In the records below, find each line with "stacked" and copy it.

▸ Provided data:
──────

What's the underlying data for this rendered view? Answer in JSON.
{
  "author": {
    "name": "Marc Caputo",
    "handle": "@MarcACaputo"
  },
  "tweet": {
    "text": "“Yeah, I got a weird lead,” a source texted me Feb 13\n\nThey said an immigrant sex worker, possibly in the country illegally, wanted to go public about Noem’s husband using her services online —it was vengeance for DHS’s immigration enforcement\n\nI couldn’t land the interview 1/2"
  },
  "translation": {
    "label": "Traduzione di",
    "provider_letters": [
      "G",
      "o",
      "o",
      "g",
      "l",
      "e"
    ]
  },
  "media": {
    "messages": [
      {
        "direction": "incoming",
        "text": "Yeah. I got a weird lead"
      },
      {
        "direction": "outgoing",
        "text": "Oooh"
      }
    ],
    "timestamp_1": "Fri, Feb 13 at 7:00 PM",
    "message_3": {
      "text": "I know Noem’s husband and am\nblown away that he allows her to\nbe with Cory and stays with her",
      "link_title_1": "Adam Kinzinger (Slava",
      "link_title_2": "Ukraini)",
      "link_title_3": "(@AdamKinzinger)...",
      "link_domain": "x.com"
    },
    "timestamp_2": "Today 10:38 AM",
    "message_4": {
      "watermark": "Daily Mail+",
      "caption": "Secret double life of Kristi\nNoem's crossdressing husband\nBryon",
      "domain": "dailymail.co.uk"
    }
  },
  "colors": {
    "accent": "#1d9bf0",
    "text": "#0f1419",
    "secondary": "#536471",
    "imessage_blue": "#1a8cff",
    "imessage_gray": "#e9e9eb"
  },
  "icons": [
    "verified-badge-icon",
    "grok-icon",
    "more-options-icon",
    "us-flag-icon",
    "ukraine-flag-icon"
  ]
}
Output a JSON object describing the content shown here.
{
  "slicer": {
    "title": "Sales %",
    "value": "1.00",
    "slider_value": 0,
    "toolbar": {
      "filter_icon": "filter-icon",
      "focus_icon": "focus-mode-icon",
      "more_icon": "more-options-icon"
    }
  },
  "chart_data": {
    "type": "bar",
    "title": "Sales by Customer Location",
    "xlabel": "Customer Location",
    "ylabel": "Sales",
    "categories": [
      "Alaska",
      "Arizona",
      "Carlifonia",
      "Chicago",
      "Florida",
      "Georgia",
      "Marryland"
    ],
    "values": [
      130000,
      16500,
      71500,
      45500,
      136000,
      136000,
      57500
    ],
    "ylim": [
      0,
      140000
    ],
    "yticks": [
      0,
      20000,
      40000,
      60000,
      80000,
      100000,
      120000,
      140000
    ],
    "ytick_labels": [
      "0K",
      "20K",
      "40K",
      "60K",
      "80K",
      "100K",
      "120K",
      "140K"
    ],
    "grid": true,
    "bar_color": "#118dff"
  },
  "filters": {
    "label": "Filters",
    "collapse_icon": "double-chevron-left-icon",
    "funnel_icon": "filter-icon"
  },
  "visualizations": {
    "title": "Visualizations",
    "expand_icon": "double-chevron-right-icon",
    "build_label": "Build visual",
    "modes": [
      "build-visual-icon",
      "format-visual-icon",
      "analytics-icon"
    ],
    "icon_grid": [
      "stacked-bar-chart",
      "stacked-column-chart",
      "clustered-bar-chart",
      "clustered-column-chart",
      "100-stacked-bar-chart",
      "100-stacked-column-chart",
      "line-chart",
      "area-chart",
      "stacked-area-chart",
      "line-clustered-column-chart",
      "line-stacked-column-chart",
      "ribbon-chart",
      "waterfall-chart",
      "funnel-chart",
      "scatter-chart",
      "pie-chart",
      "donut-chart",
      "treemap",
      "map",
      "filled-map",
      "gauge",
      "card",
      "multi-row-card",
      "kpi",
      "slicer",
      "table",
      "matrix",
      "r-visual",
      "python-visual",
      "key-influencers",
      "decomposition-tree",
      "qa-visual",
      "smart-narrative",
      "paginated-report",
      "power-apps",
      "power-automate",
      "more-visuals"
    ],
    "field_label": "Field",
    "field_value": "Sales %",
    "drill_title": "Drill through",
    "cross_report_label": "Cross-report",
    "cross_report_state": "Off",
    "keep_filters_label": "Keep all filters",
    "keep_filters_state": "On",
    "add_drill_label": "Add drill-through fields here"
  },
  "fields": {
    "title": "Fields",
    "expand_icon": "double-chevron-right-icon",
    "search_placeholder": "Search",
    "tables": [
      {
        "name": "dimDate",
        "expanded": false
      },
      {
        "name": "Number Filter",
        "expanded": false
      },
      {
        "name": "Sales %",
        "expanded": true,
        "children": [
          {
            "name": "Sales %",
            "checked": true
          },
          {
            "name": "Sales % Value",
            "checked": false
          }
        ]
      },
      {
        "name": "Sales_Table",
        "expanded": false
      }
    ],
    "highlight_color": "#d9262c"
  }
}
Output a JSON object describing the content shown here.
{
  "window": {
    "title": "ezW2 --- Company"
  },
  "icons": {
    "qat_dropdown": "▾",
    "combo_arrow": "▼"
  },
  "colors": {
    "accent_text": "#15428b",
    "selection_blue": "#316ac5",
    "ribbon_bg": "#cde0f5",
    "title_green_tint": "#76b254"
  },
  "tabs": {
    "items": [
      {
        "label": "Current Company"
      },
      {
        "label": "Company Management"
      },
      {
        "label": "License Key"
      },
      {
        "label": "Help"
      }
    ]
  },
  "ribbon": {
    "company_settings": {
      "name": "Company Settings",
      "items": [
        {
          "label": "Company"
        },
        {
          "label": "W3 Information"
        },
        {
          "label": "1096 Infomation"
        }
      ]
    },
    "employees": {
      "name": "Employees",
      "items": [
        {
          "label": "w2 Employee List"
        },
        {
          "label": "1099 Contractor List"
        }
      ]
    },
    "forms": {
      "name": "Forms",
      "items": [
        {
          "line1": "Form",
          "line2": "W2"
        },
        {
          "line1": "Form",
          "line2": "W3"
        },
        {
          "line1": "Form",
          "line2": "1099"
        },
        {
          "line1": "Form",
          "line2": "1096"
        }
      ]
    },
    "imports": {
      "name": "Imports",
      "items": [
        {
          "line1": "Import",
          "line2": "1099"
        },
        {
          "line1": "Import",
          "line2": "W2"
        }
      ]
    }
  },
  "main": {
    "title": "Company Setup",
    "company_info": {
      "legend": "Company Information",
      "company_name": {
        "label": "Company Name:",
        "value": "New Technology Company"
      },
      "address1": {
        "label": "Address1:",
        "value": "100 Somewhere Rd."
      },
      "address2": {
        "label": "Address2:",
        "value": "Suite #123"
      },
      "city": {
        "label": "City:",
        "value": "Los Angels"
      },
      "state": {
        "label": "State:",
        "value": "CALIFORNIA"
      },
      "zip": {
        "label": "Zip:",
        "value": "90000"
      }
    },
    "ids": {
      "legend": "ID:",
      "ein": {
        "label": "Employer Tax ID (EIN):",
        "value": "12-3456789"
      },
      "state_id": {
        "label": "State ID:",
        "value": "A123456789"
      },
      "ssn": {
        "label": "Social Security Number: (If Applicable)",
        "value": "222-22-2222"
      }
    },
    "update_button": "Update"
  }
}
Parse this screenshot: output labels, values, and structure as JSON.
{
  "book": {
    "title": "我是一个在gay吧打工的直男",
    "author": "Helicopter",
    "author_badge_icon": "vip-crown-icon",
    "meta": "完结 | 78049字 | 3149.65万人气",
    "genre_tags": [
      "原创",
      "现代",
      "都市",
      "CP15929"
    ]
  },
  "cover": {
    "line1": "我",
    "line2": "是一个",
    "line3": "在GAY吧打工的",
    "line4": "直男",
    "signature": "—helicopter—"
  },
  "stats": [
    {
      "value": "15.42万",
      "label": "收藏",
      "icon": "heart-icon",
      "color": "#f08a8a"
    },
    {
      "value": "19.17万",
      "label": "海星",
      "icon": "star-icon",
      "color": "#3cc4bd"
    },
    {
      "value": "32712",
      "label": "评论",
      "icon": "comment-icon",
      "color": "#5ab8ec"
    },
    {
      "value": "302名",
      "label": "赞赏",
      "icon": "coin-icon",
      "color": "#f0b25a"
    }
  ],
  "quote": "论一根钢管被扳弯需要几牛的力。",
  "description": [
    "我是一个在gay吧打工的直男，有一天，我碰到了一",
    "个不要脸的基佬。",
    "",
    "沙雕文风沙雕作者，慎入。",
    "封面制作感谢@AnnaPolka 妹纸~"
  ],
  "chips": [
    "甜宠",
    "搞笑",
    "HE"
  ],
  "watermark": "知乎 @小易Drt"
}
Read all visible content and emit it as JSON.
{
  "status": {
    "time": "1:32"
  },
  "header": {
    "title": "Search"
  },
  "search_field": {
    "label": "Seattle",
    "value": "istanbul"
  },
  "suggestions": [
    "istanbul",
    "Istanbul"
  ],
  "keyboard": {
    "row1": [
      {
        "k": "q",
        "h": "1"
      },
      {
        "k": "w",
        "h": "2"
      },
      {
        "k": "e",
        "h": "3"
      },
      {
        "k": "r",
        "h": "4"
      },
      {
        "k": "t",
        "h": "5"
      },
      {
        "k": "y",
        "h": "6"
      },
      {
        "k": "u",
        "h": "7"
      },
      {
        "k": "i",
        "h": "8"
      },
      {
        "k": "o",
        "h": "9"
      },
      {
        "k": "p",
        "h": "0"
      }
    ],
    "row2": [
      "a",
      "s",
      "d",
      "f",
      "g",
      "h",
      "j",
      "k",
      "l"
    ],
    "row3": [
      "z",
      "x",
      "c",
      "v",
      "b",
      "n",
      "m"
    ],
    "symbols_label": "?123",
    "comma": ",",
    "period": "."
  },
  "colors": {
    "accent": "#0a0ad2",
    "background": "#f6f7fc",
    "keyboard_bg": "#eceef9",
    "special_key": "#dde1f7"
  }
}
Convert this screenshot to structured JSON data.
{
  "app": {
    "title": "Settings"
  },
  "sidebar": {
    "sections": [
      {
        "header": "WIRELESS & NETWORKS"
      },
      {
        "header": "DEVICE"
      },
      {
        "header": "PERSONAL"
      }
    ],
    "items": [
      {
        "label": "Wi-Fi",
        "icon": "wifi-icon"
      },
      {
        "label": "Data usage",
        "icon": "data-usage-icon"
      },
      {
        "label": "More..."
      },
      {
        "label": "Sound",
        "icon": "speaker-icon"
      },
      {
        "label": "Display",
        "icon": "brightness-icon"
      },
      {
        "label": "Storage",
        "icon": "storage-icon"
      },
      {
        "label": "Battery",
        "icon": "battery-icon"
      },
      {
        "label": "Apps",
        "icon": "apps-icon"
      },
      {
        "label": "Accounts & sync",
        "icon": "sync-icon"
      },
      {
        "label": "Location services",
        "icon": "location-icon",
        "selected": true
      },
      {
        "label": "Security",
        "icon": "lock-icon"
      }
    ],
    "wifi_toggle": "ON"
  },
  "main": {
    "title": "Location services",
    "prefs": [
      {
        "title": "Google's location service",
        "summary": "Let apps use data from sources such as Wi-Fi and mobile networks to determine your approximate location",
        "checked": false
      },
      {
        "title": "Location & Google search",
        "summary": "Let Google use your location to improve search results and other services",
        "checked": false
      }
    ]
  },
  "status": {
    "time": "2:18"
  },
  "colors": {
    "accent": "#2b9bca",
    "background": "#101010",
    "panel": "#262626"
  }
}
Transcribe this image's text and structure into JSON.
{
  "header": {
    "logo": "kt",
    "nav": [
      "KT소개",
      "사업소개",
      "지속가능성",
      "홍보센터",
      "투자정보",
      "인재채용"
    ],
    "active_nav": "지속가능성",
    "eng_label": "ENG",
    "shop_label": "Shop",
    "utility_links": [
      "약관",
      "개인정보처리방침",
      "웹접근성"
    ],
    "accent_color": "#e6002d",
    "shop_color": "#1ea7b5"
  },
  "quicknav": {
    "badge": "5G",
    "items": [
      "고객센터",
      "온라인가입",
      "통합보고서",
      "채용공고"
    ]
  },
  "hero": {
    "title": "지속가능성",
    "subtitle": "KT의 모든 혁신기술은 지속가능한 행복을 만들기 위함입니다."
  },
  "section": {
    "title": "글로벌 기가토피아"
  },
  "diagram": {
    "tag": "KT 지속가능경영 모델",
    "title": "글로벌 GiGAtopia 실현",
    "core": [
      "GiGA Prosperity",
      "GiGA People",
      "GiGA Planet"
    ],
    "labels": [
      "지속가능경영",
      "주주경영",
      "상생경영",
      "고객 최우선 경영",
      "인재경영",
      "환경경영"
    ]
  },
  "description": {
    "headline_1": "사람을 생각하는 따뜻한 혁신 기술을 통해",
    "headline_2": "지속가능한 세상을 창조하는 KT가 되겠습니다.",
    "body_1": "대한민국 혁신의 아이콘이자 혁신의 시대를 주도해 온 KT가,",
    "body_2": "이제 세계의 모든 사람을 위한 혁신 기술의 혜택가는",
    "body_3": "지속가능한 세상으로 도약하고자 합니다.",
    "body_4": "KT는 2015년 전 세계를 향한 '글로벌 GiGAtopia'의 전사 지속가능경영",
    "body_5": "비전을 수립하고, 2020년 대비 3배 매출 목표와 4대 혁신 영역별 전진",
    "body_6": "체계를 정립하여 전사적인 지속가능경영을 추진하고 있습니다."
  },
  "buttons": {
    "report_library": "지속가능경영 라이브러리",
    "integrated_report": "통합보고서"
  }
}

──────

▸ Task result:
      "stacked-bar-chart",
      "stacked-column-chart",
      "100-stacked-bar-chart",
      "100-stacked-column-chart",
      "stacked-area-chart",
      "line-stacked-column-chart",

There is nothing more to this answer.